+++ STUDY MATERIAL +++
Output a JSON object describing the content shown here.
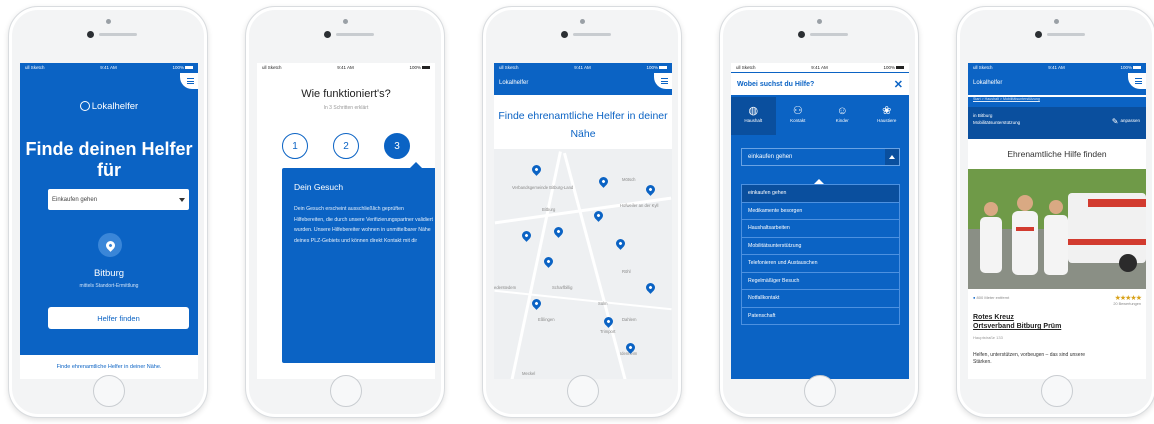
{
  "status": {
    "carrier": "ull Sketch",
    "time": "9:41 AM",
    "battery": "100%"
  },
  "brand": "Lokalhelfer",
  "screen1": {
    "headline": "Finde deinen Helfer für",
    "select_value": "Einkaufen gehen",
    "city": "Bitburg",
    "city_sub": "mittels Standort-Ermittlung",
    "button": "Helfer finden",
    "footer": "Finde ehrenamtliche Helfer in deiner Nähe."
  },
  "screen2": {
    "title": "Wie funktioniert's?",
    "subtitle": "In 3 Schritten erklärt",
    "steps": [
      "1",
      "2",
      "3"
    ],
    "panel_title": "Dein Gesuch",
    "panel_text": "Dein Gesuch erscheint ausschließlich geprüften Hilfebereiten, die durch unsere Verifizierungspartner validiert wurden. Unsere Hilfebereiter wohnen in unmittelbarer Nähe deines PLZ-Gebiets und können direkt Kontakt mit dir"
  },
  "screen3": {
    "title": "Finde ehrenamtliche Helfer in deiner Nähe",
    "map_labels": [
      "Verbandsgemeinde Bitburg-Land",
      "Mötsch",
      "Bitburg",
      "Hofweiler an der Kyll",
      "Scharfbillig",
      "Röhl",
      "Sülm",
      "Dahlem",
      "Idenheim",
      "Trimport",
      "Eßlingen",
      "Meckel",
      "ederstedem"
    ]
  },
  "screen4": {
    "title": "Wobei suchst du Hilfe?",
    "categories": [
      {
        "label": "Haushalt",
        "icon": "globe-icon"
      },
      {
        "label": "Kontakt",
        "icon": "people-icon"
      },
      {
        "label": "Kinder",
        "icon": "smiley-icon"
      },
      {
        "label": "Haustiere",
        "icon": "paw-icon"
      }
    ],
    "selected": "einkaufen gehen",
    "options": [
      "einkaufen gehen",
      "Medikamente besorgen",
      "Haushaltsarbeiten",
      "Mobilitätsunterstützung",
      "Telefonieren und Austauschen",
      "Regelmäßiger Besuch",
      "Notfallkontakt",
      "Patenschaft"
    ]
  },
  "screen5": {
    "breadcrumb": "Start > Haushalt > Mobilitätsunterstützung",
    "location": "in Bitburg",
    "location_sub": "Mobilitätsunterstützung",
    "edit": "anpassen",
    "title": "Ehrenamtliche Hilfe finden",
    "distance": "800 Meter entfernt",
    "rating_count": "20 Bewertungen",
    "org_line1": "Rotes Kreuz",
    "org_line2": "Ortsverband Bitburg Prüm",
    "address": "Hauptstraße 133",
    "description": "Helfen, unterstützen, vorbeugen – das sind unsere Stärken.",
    "stars": "★★★★★"
  },
  "colors": {
    "primary": "#0b63c4",
    "primary_dark": "#0a4f9e",
    "star": "#d8a21a"
  }
}
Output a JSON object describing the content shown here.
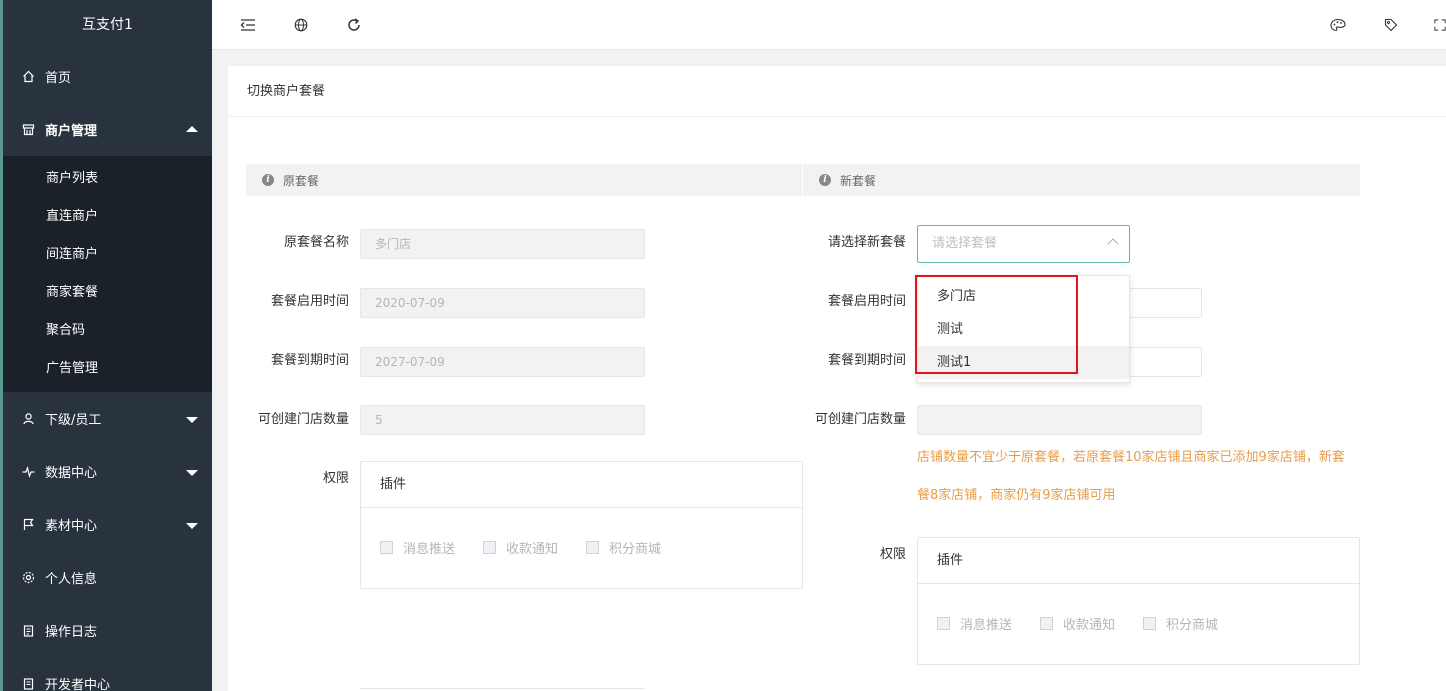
{
  "app_title": "互支付1",
  "sidebar": {
    "items": [
      {
        "label": "首页",
        "icon": "home-icon"
      },
      {
        "label": "商户管理",
        "icon": "shop-icon",
        "expanded": true,
        "children": [
          "商户列表",
          "直连商户",
          "间连商户",
          "商家套餐",
          "聚合码",
          "广告管理"
        ]
      },
      {
        "label": "下级/员工",
        "icon": "user-icon"
      },
      {
        "label": "数据中心",
        "icon": "pulse-icon"
      },
      {
        "label": "素材中心",
        "icon": "flag-icon"
      },
      {
        "label": "个人信息",
        "icon": "gear-icon"
      },
      {
        "label": "操作日志",
        "icon": "clipboard-icon"
      },
      {
        "label": "开发者中心",
        "icon": "clipboard-icon"
      }
    ]
  },
  "card": {
    "title": "切换商户套餐"
  },
  "old_plan": {
    "section_title": "原套餐",
    "name_label": "原套餐名称",
    "name_value": "多门店",
    "start_label": "套餐启用时间",
    "start_value": "2020-07-09",
    "end_label": "套餐到期时间",
    "end_value": "2027-07-09",
    "stores_label": "可创建门店数量",
    "stores_value": "5",
    "perm_label": "权限",
    "perm_header": "插件",
    "perms": [
      "消息推送",
      "收款通知",
      "积分商城"
    ]
  },
  "new_plan": {
    "section_title": "新套餐",
    "select_label": "请选择新套餐",
    "select_placeholder": "请选择套餐",
    "options": [
      "多门店",
      "测试",
      "测试1"
    ],
    "start_label": "套餐启用时间",
    "end_label": "套餐到期时间",
    "stores_label": "可创建门店数量",
    "tip_line1": "店铺数量不宜少于原套餐，若原套餐10家店铺且商家已添加9家店铺，新套",
    "tip_line2": "餐8家店铺，商家仍有9家店铺可用",
    "perm_label": "权限",
    "perm_header": "插件",
    "perms": [
      "消息推送",
      "收款通知",
      "积分商城"
    ]
  },
  "colors": {
    "sidebar_bg": "#28333e",
    "submenu_bg": "#1b2128",
    "accent": "#5fb8ac",
    "tip": "#e89d4a",
    "highlight": "#e8121d"
  }
}
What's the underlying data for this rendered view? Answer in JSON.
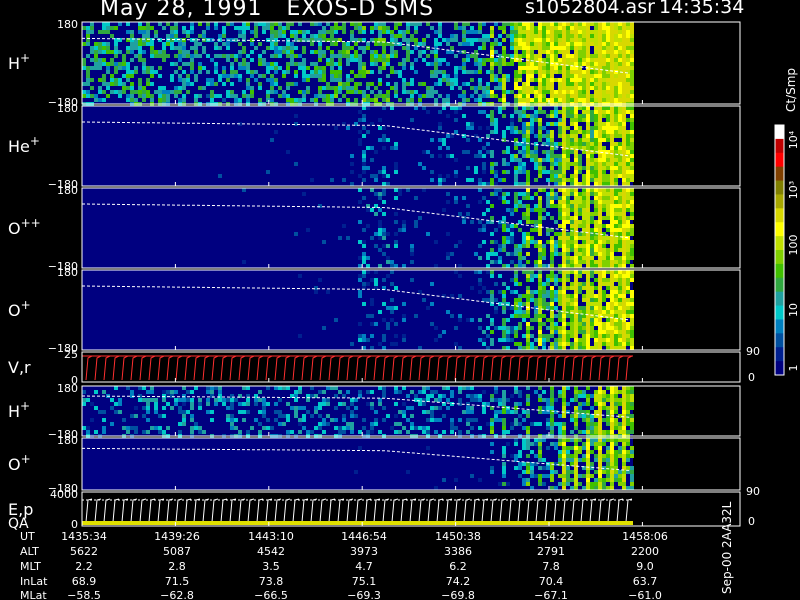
{
  "header": {
    "date": "May 28, 1991",
    "instrument": "EXOS-D SMS",
    "filename": "s1052804.asr",
    "time": "14:35:34"
  },
  "side_note": "Sep-00 2AA32L",
  "colorbar": {
    "label": "Ct/Smp",
    "ticks": [
      "10⁴",
      "10³",
      "100",
      "10",
      "1"
    ],
    "colors": [
      "#ffffff",
      "#c00000",
      "#ff0000",
      "#804000",
      "#808000",
      "#a8a800",
      "#d8d800",
      "#ffff00",
      "#c0e000",
      "#80d000",
      "#40c000",
      "#30a840",
      "#20a0a0",
      "#00c8c8",
      "#0080c0",
      "#0050a0",
      "#002090",
      "#000080"
    ]
  },
  "panels": [
    {
      "label": "H",
      "sup": "+",
      "top": "180",
      "bottom": "−180"
    },
    {
      "label": "He",
      "sup": "+",
      "top": "180",
      "bottom": "−180"
    },
    {
      "label": "O",
      "sup": "++",
      "top": "180",
      "bottom": "−180"
    },
    {
      "label": "O",
      "sup": "+",
      "top": "180",
      "bottom": "−180"
    },
    {
      "label": "V,r",
      "sup": "",
      "top": "25",
      "bottom": "0",
      "right_top": "90",
      "right_bottom": "0"
    },
    {
      "label": "H",
      "sup": "+",
      "top": "180",
      "bottom": "−180"
    },
    {
      "label": "O",
      "sup": "+",
      "top": "180",
      "bottom": "−180"
    },
    {
      "label": "E,p",
      "sup": "",
      "label2": "QA",
      "top": "4000",
      "bottom": "0",
      "right_top": "90",
      "right_bottom": "0"
    }
  ],
  "ephemeris": {
    "row_labels": [
      "UT",
      "ALT",
      "MLT",
      "InLat",
      "MLat"
    ],
    "columns": [
      {
        "UT": "1435:34",
        "ALT": "5622",
        "MLT": "2.2",
        "InLat": "68.9",
        "MLat": "−58.5"
      },
      {
        "UT": "1439:26",
        "ALT": "5087",
        "MLT": "2.8",
        "InLat": "71.5",
        "MLat": "−62.8"
      },
      {
        "UT": "1443:10",
        "ALT": "4542",
        "MLT": "3.5",
        "InLat": "73.8",
        "MLat": "−66.5"
      },
      {
        "UT": "1446:54",
        "ALT": "3973",
        "MLT": "4.7",
        "InLat": "75.1",
        "MLat": "−69.3"
      },
      {
        "UT": "1450:38",
        "ALT": "3386",
        "MLT": "6.2",
        "InLat": "74.2",
        "MLat": "−69.8"
      },
      {
        "UT": "1454:22",
        "ALT": "2791",
        "MLT": "7.8",
        "InLat": "70.4",
        "MLat": "−67.1"
      },
      {
        "UT": "1458:06",
        "ALT": "2200",
        "MLT": "9.0",
        "InLat": "63.7",
        "MLat": "−61.0"
      }
    ]
  },
  "chart_data": {
    "type": "heatmap",
    "title": "May 28, 1991   EXOS-D SMS",
    "xlabel": "UT",
    "x_ticks": [
      "1435:34",
      "1439:26",
      "1443:10",
      "1446:54",
      "1450:38",
      "1454:22",
      "1458:06"
    ],
    "colorbar_label": "Ct/Smp",
    "series": [
      {
        "name": "H+",
        "yrange": [
          -180,
          180
        ],
        "activity": [
          0.55,
          0.55,
          0.5,
          0.45,
          0.5,
          0.55,
          0.6,
          0.6,
          0.5,
          0.45,
          0.55,
          0.9,
          0.95,
          1.0
        ]
      },
      {
        "name": "He+",
        "yrange": [
          -180,
          180
        ],
        "activity": [
          0.0,
          0.0,
          0.0,
          0.02,
          0.03,
          0.03,
          0.1,
          0.25,
          0.12,
          0.2,
          0.3,
          0.5,
          0.75,
          0.9
        ]
      },
      {
        "name": "O++",
        "yrange": [
          -180,
          180
        ],
        "activity": [
          0.0,
          0.0,
          0.0,
          0.0,
          0.02,
          0.03,
          0.05,
          0.3,
          0.12,
          0.15,
          0.3,
          0.55,
          0.8,
          0.9
        ]
      },
      {
        "name": "O+",
        "yrange": [
          -180,
          180
        ],
        "activity": [
          0.0,
          0.0,
          0.0,
          0.0,
          0.0,
          0.02,
          0.03,
          0.25,
          0.1,
          0.12,
          0.3,
          0.55,
          0.8,
          0.9
        ]
      },
      {
        "name": "H+",
        "yrange": [
          -180,
          180
        ],
        "activity": [
          0.3,
          0.35,
          0.35,
          0.35,
          0.35,
          0.35,
          0.35,
          0.3,
          0.35,
          0.35,
          0.3,
          0.35,
          0.5,
          0.8
        ]
      },
      {
        "name": "O+",
        "yrange": [
          -180,
          180
        ],
        "activity": [
          0.0,
          0.0,
          0.0,
          0.0,
          0.0,
          0.0,
          0.02,
          0.03,
          0.03,
          0.05,
          0.1,
          0.35,
          0.65,
          0.7
        ]
      }
    ]
  }
}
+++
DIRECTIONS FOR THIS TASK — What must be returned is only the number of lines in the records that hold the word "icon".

YOUR SOLUTION — 12